For the records below, give the number of lines in which "icon" appears, and add nothing else.

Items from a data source
+ + + +
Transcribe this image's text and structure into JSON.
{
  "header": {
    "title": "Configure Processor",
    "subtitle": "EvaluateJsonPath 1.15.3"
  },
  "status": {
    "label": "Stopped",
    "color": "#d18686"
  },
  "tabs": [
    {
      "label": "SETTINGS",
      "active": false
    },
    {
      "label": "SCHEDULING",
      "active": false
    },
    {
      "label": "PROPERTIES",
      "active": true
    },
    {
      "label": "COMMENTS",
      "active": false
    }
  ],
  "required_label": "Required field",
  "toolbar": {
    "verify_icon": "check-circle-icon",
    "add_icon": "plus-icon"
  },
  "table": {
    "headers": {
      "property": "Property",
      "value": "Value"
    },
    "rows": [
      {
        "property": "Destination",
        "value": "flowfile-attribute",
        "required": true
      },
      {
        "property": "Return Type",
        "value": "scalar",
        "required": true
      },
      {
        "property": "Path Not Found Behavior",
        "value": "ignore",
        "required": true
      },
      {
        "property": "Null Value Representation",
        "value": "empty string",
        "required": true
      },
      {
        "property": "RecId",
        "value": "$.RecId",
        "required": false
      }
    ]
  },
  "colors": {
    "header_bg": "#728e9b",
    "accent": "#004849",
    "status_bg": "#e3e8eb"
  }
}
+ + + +
• _WORKED SOLUTION_: 2